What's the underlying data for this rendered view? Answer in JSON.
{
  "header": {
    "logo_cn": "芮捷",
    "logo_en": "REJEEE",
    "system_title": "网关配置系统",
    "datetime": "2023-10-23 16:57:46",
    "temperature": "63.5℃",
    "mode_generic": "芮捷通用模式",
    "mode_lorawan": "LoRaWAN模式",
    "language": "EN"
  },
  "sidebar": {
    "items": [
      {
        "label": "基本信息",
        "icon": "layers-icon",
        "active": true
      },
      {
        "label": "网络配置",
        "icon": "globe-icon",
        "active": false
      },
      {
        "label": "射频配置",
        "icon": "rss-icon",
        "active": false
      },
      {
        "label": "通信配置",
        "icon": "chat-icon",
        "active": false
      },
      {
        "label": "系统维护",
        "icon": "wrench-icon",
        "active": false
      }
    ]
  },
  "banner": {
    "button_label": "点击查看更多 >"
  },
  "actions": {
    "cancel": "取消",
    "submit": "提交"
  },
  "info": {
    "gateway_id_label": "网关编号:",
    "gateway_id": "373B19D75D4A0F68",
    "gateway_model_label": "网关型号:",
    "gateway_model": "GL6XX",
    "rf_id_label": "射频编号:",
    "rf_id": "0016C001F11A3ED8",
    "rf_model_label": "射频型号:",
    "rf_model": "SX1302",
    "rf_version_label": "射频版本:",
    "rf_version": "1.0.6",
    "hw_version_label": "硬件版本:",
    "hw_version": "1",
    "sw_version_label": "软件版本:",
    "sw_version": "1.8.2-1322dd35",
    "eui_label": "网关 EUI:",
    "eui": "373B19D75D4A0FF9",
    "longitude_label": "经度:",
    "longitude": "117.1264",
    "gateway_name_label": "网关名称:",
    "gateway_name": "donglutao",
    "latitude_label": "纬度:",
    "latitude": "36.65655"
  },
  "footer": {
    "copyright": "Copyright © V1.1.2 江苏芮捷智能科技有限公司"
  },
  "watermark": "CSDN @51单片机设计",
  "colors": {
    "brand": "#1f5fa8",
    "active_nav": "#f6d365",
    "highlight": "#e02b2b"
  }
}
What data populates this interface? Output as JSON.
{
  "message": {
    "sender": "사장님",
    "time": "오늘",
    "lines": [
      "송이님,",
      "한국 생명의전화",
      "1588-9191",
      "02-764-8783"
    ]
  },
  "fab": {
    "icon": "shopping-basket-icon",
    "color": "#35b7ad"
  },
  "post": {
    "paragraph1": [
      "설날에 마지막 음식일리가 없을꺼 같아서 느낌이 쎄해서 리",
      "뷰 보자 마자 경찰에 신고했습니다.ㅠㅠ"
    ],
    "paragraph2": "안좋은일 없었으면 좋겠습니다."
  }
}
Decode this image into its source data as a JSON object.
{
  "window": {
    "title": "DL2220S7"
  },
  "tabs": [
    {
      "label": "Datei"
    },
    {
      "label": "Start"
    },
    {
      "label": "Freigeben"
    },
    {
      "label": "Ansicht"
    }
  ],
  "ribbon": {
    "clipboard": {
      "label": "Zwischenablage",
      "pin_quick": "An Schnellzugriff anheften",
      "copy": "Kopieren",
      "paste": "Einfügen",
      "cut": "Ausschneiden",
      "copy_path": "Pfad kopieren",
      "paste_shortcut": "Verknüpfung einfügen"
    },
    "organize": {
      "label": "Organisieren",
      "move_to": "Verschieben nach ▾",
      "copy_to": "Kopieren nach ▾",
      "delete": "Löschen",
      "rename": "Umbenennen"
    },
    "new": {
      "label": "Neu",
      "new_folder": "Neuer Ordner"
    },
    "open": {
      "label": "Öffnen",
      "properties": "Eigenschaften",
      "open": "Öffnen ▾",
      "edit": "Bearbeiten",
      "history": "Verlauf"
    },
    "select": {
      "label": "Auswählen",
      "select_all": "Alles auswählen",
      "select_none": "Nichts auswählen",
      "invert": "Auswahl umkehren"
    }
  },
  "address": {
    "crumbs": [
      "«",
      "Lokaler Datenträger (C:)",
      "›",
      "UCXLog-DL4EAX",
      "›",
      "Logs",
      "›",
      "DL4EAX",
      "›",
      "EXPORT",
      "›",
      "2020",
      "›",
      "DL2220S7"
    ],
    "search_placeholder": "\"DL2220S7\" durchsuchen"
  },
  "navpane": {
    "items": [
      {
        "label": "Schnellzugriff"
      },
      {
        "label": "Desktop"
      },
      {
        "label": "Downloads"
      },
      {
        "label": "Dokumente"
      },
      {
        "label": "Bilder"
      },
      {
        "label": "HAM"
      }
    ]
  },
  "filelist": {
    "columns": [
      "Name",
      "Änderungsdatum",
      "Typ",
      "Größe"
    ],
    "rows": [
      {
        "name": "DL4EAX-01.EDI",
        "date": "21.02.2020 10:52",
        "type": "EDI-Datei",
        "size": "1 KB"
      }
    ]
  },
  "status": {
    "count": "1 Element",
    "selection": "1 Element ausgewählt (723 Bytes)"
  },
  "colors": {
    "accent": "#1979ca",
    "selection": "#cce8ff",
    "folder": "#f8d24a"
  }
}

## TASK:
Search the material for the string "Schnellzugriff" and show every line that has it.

## EXERCISE ANSWER:
      "pin_quick": "An Schnellzugriff anheften",
        "label": "Schnellzugriff"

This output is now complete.